(Extracted records)
——

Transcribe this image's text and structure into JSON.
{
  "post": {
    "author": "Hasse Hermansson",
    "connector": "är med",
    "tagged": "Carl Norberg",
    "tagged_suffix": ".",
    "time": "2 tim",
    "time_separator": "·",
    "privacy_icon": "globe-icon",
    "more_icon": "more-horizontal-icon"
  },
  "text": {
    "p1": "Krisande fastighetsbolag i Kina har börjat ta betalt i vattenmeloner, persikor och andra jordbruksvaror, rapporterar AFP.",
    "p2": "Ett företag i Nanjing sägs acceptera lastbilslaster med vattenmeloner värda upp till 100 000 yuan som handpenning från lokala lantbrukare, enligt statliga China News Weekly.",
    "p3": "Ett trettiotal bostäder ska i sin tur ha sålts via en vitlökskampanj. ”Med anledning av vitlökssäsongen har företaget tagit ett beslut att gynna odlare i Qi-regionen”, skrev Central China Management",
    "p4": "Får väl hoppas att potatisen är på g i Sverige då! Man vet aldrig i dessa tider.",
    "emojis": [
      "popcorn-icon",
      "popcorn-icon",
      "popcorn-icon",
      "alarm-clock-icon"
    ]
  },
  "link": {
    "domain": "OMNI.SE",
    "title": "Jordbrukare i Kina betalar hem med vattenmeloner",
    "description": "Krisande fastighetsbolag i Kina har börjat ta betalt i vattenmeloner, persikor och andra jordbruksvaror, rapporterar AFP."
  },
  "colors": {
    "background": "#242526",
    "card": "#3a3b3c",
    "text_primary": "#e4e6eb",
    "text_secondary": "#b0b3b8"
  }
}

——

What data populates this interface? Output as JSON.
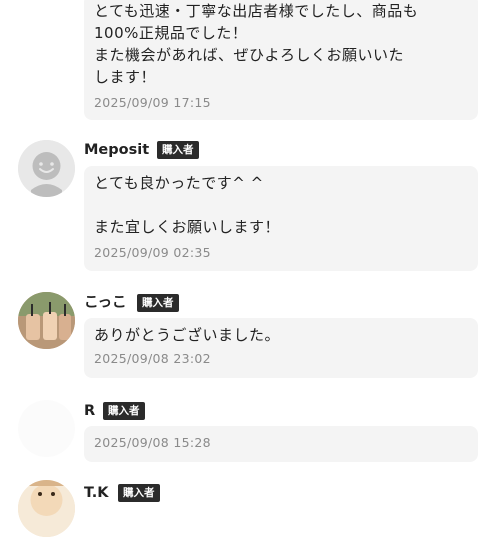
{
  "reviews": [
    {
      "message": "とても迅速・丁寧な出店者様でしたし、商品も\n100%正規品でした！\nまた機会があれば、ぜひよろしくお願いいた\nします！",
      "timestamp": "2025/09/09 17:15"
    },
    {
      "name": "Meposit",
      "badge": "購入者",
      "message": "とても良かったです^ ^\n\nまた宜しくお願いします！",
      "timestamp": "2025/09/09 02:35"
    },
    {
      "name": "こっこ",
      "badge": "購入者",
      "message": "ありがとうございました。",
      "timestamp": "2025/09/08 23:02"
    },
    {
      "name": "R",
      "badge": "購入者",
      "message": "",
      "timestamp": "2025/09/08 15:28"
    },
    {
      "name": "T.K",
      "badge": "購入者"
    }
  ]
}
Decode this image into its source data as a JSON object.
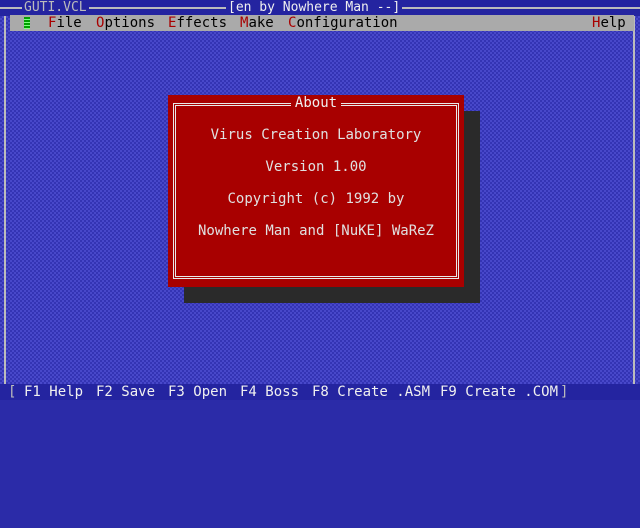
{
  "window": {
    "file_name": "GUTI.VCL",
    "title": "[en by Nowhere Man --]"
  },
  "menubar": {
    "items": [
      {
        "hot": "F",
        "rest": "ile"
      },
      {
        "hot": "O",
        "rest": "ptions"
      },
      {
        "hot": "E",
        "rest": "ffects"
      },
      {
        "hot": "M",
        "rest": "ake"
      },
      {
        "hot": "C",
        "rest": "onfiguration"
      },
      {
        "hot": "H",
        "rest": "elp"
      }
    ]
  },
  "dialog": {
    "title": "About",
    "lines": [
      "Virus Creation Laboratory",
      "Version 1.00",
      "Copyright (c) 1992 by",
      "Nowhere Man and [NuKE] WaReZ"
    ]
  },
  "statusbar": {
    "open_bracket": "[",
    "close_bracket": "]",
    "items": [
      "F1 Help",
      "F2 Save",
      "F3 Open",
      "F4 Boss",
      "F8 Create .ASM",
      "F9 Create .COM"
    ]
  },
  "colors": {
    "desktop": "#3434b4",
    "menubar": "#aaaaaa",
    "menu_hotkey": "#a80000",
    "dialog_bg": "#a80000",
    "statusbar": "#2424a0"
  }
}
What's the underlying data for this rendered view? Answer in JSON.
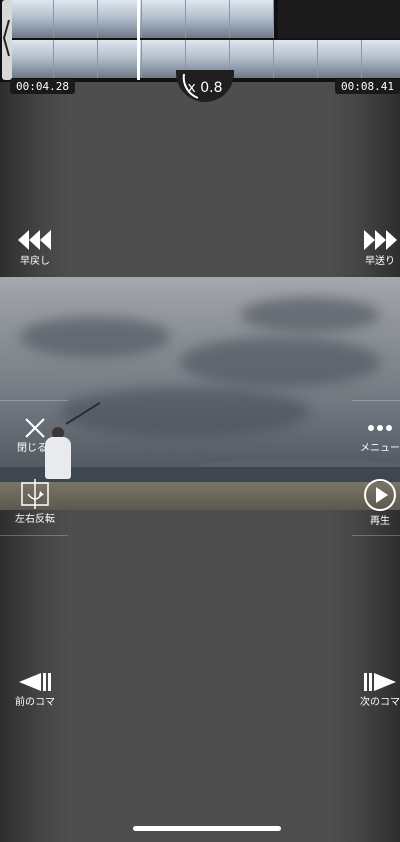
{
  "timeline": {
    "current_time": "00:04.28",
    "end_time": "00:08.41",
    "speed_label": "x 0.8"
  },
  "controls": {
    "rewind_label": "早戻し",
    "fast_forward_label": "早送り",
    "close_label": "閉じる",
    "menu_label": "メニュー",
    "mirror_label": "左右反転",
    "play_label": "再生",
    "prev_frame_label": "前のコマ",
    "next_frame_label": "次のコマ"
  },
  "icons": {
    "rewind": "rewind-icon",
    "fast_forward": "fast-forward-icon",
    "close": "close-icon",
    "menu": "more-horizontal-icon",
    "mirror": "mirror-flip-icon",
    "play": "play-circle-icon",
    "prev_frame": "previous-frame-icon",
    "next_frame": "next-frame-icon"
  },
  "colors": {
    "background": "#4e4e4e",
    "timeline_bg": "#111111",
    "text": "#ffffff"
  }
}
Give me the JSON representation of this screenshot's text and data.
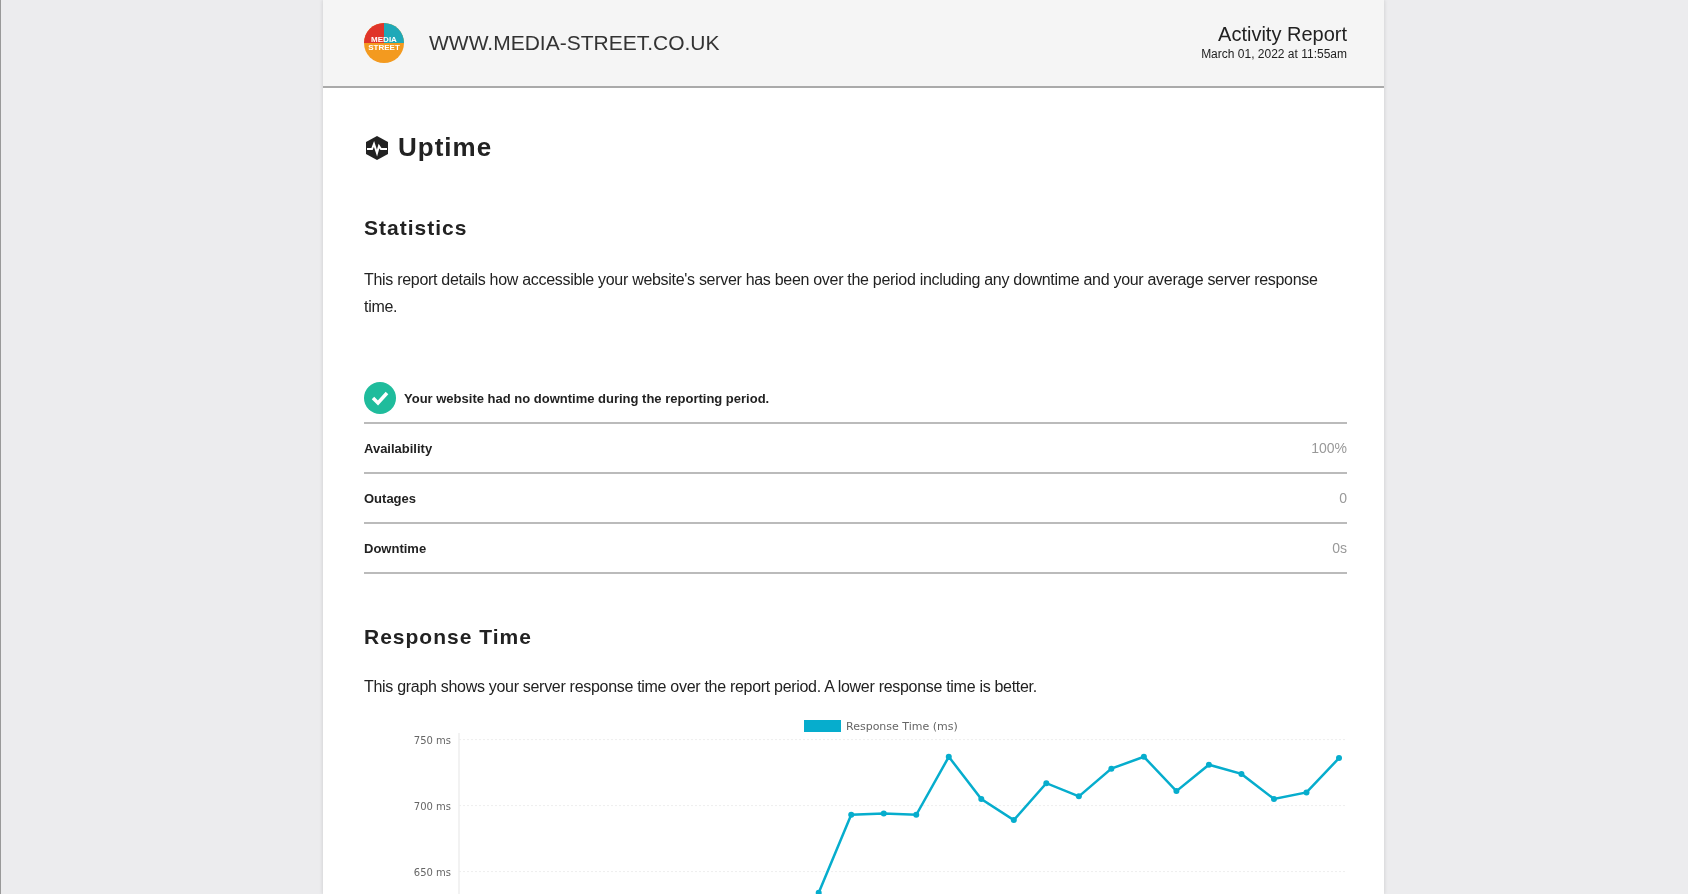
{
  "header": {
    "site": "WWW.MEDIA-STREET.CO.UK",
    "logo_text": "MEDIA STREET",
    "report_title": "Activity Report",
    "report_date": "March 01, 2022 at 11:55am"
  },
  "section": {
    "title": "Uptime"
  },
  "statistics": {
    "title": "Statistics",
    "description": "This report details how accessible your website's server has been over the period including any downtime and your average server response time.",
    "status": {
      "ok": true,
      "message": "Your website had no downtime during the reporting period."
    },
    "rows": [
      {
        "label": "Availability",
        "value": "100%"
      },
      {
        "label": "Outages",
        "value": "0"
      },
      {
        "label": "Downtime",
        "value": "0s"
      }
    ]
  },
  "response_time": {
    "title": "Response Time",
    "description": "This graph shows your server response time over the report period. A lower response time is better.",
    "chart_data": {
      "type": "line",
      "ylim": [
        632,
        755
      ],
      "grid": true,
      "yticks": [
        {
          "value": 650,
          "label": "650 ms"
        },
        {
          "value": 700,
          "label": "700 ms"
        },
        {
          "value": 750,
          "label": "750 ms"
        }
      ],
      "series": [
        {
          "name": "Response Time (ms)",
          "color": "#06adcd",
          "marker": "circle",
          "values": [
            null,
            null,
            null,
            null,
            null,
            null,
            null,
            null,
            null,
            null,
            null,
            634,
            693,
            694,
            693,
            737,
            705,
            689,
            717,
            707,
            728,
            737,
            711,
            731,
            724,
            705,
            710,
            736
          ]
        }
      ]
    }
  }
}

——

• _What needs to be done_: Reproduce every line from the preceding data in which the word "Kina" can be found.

• _Answer for the task_:
    "p1": "Krisande fastighetsbolag i Kina har börjat ta betalt i vattenmeloner, persikor och andra jordbruksvaror, rapporterar AFP.",
    "title": "Jordbrukare i Kina betalar hem med vattenmeloner",
    "description": "Krisande fastighetsbolag i Kina har börjat ta betalt i vattenmeloner, persikor och andra jordbruksvaror, rapporterar AFP."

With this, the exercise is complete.